Quite recently, the Terezín Memorial´s Department of Education has expanded its offer of educational programs for school groups from the Czech Republic, introducing several new workshops. One of them is devoted to the Nazi propaganda in the Terezín Ghetto and in the Protectorate of Bohemia and Moravia.
The decision to devise its methodology was motivated by the fact that, just like in the past, people are now surrounded by propaganda. Therefore, the chief goal of the workshop is to introduce schoolchildren to the mechanisms used by contemporary propaganda and to help them expose such propagandist attempts. In view of the propaganda role assigned to the Terezín Ghetto in the Nazi plans, examples from its history naturally offer themselves for this particular purpose.
The workshop is divided into four main parts. In the first one, schoolchildren are acquainted with the definition of propaganda, its tools (carriers) in the past as well as at present, and various categories of propaganda according to their purpose and style, as classified by Oliver Thompson. The second section examines specific topics highlighted by the Nazi propaganda in the Protectorate of Bohemia and Moravia.

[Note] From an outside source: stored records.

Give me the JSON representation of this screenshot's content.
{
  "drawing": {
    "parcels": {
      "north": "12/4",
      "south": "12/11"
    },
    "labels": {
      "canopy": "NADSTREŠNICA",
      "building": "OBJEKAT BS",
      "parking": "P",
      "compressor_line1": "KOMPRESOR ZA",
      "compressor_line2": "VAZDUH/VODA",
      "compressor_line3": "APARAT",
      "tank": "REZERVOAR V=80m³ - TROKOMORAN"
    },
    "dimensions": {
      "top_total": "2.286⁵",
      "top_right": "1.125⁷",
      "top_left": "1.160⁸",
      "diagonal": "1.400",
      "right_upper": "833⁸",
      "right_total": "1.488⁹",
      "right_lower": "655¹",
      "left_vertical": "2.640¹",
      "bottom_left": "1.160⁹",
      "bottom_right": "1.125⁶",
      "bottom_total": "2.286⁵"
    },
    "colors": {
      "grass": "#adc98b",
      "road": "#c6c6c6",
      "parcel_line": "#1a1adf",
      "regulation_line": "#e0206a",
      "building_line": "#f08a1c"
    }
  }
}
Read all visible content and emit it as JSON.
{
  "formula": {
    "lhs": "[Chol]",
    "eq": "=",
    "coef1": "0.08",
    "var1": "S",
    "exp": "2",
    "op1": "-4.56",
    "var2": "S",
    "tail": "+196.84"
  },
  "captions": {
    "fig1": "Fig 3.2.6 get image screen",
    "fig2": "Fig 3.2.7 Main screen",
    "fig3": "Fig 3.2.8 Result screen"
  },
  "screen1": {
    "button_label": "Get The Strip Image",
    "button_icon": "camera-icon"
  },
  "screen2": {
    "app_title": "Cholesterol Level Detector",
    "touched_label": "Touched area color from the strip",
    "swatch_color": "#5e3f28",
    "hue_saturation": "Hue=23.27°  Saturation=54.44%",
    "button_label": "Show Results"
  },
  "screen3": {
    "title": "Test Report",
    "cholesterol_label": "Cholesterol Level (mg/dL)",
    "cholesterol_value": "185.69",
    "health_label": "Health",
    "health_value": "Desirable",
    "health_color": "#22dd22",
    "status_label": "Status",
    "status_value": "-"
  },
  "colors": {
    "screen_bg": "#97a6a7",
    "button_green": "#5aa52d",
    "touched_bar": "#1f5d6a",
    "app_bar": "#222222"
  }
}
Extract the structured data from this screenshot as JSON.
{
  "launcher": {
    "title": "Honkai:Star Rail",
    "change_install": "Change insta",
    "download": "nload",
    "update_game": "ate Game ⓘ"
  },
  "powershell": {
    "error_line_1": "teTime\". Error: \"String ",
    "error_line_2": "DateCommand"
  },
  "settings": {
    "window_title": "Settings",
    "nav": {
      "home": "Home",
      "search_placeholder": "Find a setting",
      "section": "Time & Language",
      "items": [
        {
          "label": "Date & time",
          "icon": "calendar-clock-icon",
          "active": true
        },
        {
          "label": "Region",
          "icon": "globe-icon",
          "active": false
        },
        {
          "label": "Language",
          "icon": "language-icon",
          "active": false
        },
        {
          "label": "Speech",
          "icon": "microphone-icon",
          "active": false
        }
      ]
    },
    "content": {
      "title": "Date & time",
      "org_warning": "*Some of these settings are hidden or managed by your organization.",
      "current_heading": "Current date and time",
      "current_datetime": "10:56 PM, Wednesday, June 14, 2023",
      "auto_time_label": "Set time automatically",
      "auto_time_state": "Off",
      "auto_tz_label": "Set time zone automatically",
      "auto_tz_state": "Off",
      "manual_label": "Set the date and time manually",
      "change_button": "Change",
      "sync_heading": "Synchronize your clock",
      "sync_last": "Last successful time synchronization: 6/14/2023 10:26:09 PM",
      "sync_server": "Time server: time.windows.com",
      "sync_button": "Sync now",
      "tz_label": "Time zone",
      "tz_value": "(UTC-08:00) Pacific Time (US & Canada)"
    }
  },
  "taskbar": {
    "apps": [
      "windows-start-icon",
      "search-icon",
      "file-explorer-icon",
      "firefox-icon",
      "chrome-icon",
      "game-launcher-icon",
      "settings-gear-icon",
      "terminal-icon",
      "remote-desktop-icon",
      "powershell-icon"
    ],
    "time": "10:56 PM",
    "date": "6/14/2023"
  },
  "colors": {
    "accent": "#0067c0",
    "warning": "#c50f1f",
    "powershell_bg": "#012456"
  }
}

During this part, students work in groups, analyzing – as instructed – various period texts and pictorials from the Protectorate press. The third phase is devoted to the mendacious report on the visit to the Terezín Ghetto paid by a delegation of the International Committee of the Red Cross in June 1944, as compiled by its head Maurice Rossel. Once again, working in groups, schoolchildren compare individual passages of the report primarily with excerpts from the extant diaries of Terezín Ghetto inmates who kept authentic records on their captivity in the Ghetto. In their follow-up presentations, pupils discuss, among other issues, the overall credibility of both sources of information. Then comes the screening of part of the testimony of Maurice Rossel, recorded 30 years after World War II by Claude Lanzmann, plus a selection of video statements by Holocaust survivors from the archive of the USC Shoah Foundation – The Institute for Visual History and Education, speaking of their own experience of Rossel´s visit to Terezín. In a chaired debate, the workshop participants then discuss the credibility of both types of testimonies and aspects that may affect them. In conclusion, proceeding from their own experience and the knowledge gained during the workshop, schoolchildren, led by their tutor, compile a set of rules to be adhered to when trying to tell what propaganda is and what is not.
For the time being, the workshop is designed for youth over 15 years of age, but in the foreseeable future its offer will be extended by a version designed for students of the higher grades of elementary schools.